[Dataset rows for apps and sites]
....................

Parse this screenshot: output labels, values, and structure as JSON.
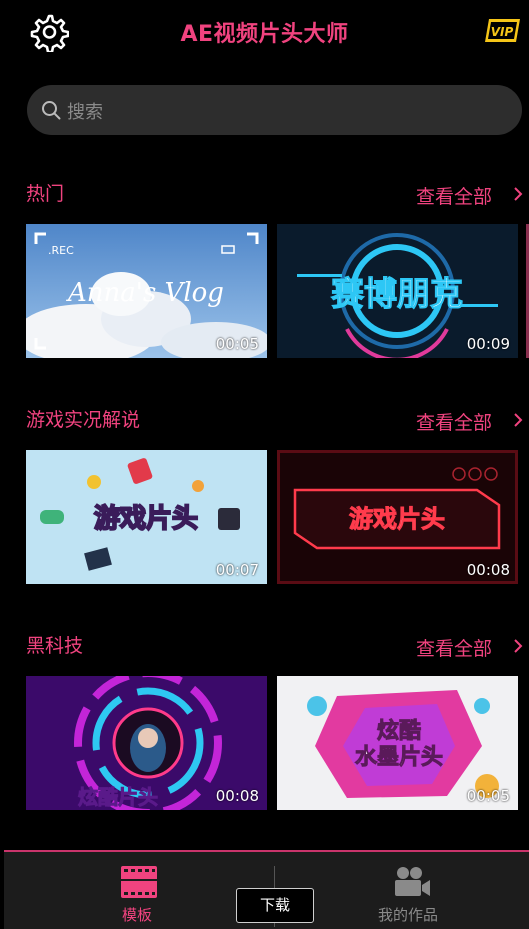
{
  "header": {
    "title": "AE视频片头大师",
    "vip_badge": "VIP"
  },
  "search": {
    "placeholder": "搜索"
  },
  "sections": [
    {
      "title": "热门",
      "see_all": "查看全部",
      "items": [
        {
          "overlay_text": "Anna's Vlog",
          "rec_label": ".REC",
          "duration": "00:05"
        },
        {
          "overlay_text": "赛博朋克",
          "duration": "00:09"
        }
      ]
    },
    {
      "title": "游戏实况解说",
      "see_all": "查看全部",
      "items": [
        {
          "overlay_text": "游戏片头",
          "duration": "00:07"
        },
        {
          "overlay_text": "游戏片头",
          "duration": "00:08"
        }
      ]
    },
    {
      "title": "黑科技",
      "see_all": "查看全部",
      "items": [
        {
          "overlay_text": "炫酷片头",
          "duration": "00:08"
        },
        {
          "overlay_text_1": "炫酷",
          "overlay_text_2": "水墨片头",
          "duration": "00:05"
        }
      ]
    }
  ],
  "tabbar": {
    "tabs": [
      {
        "label": "模板",
        "icon": "templates-icon",
        "active": true
      },
      {
        "label": "我的作品",
        "icon": "video-camera-icon",
        "active": false
      }
    ],
    "download_label": "下载"
  },
  "colors": {
    "accent": "#f0437f",
    "background": "#000000",
    "search_bg": "#2d2d2d",
    "vip": "#f5c518"
  }
}
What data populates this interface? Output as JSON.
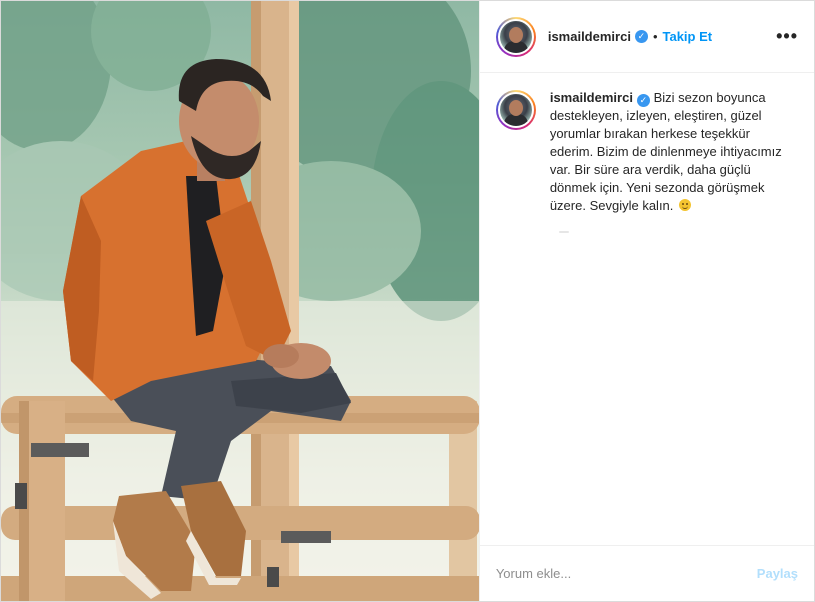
{
  "post": {
    "username": "ismaildemirci",
    "verified_icon": "verified-badge-icon",
    "separator": "•",
    "follow_label": "Takip Et",
    "more_icon": "•••",
    "caption": "Bizi sezon boyunca destekleyen, izleyen, eleştiren, güzel yorumlar bırakan herkese teşekkür ederim. Bizim de dinlenmeye ihtiyacımız var. Bir süre ara verdik, daha güçlü dönmek için. Yeni sezonda görüşmek üzere. Sevgiyle kalın.",
    "caption_emoji": "smiling-face-icon"
  },
  "comment": {
    "placeholder": "Yorum ekle...",
    "share_label": "Paylaş"
  },
  "colors": {
    "link_blue": "#0095f6",
    "share_disabled": "#b2dffc",
    "verified_blue": "#3897f0"
  }
}
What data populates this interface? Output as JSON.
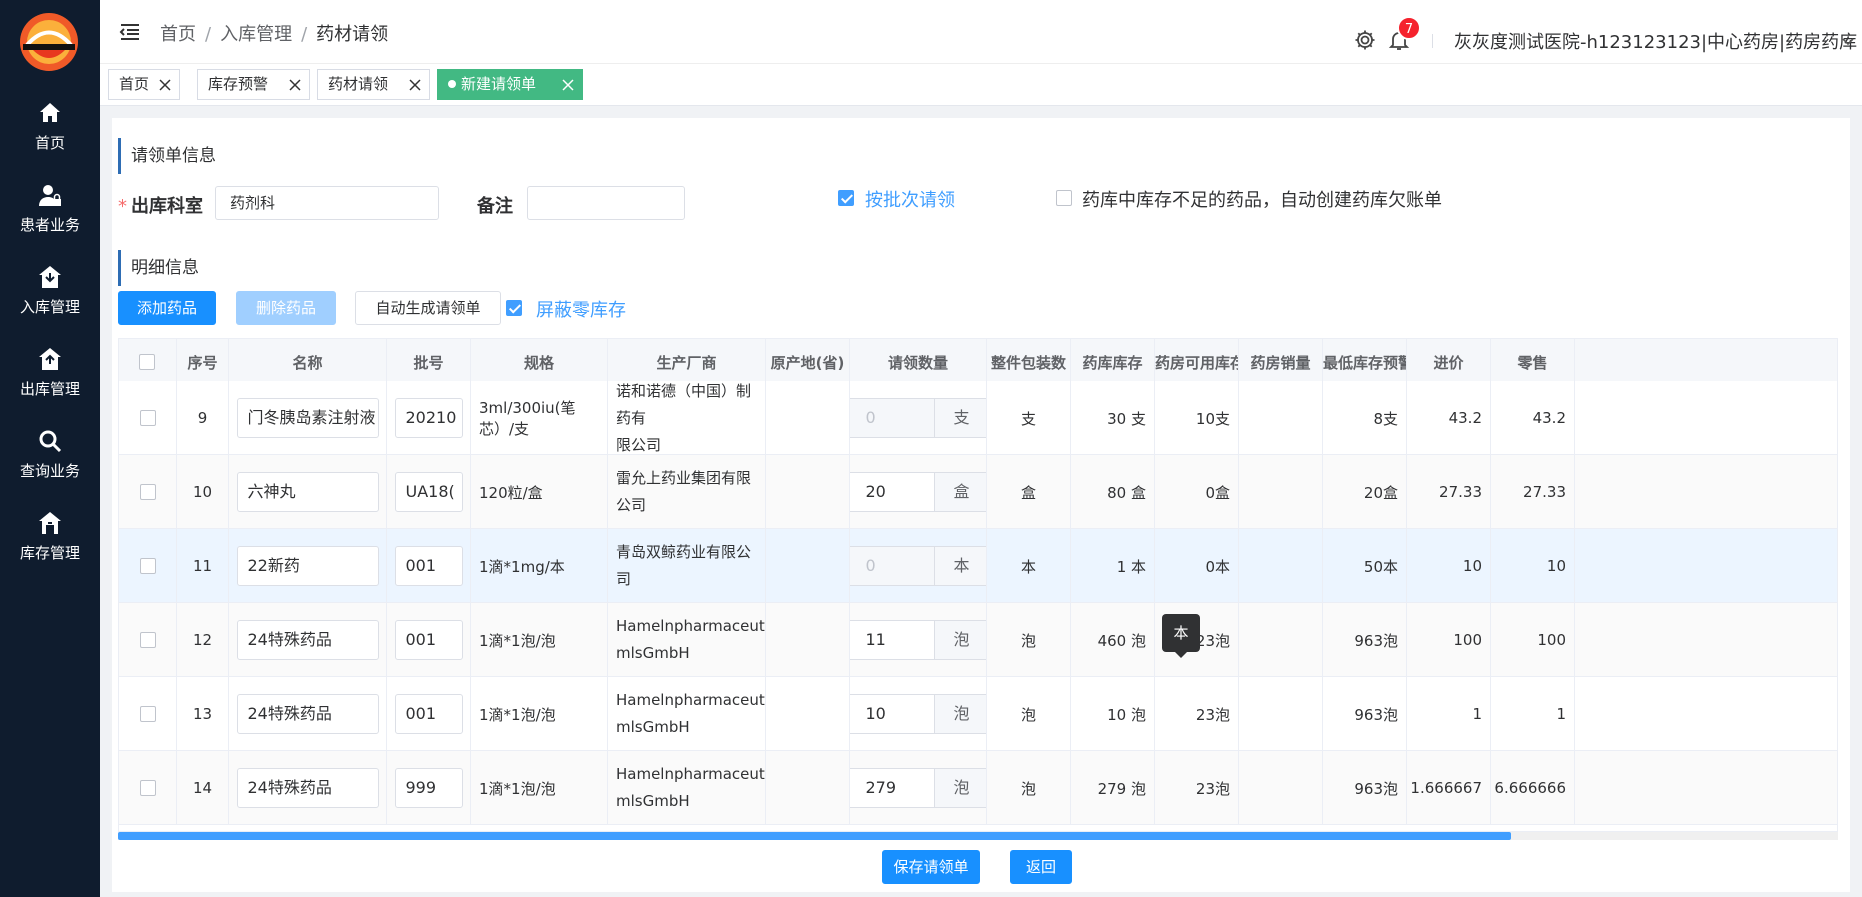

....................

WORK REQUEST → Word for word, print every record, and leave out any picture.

RESPONSE AREA →
Parse this screenshot: output labels, values, and structure as JSON.
{
  "header": {
    "title": "AE视频片头大师",
    "vip_badge": "VIP"
  },
  "search": {
    "placeholder": "搜索"
  },
  "sections": [
    {
      "title": "热门",
      "see_all": "查看全部",
      "items": [
        {
          "overlay_text": "Anna's Vlog",
          "rec_label": ".REC",
          "duration": "00:05"
        },
        {
          "overlay_text": "赛博朋克",
          "duration": "00:09"
        }
      ]
    },
    {
      "title": "游戏实况解说",
      "see_all": "查看全部",
      "items": [
        {
          "overlay_text": "游戏片头",
          "duration": "00:07"
        },
        {
          "overlay_text": "游戏片头",
          "duration": "00:08"
        }
      ]
    },
    {
      "title": "黑科技",
      "see_all": "查看全部",
      "items": [
        {
          "overlay_text": "炫酷片头",
          "duration": "00:08"
        },
        {
          "overlay_text_1": "炫酷",
          "overlay_text_2": "水墨片头",
          "duration": "00:05"
        }
      ]
    }
  ],
  "tabbar": {
    "tabs": [
      {
        "label": "模板",
        "icon": "templates-icon",
        "active": true
      },
      {
        "label": "我的作品",
        "icon": "video-camera-icon",
        "active": false
      }
    ],
    "download_label": "下载"
  },
  "colors": {
    "accent": "#f0437f",
    "background": "#000000",
    "search_bg": "#2d2d2d",
    "vip": "#f5c518"
  }
}
What data populates this interface? Output as JSON.
{
  "post": {
    "username": "ismaildemirci",
    "verified_icon": "verified-badge-icon",
    "separator": "•",
    "follow_label": "Takip Et",
    "more_icon": "•••",
    "caption": "Bizi sezon boyunca destekleyen, izleyen, eleştiren, güzel yorumlar bırakan herkese teşekkür ederim. Bizim de dinlenmeye ihtiyacımız var. Bir süre ara verdik, daha güçlü dönmek için. Yeni sezonda görüşmek üzere. Sevgiyle kalın.",
    "caption_emoji": "smiling-face-icon"
  },
  "comment": {
    "placeholder": "Yorum ekle...",
    "share_label": "Paylaş"
  },
  "colors": {
    "link_blue": "#0095f6",
    "share_disabled": "#b2dffc",
    "verified_blue": "#3897f0"
  }
}
What data populates this interface? Output as JSON.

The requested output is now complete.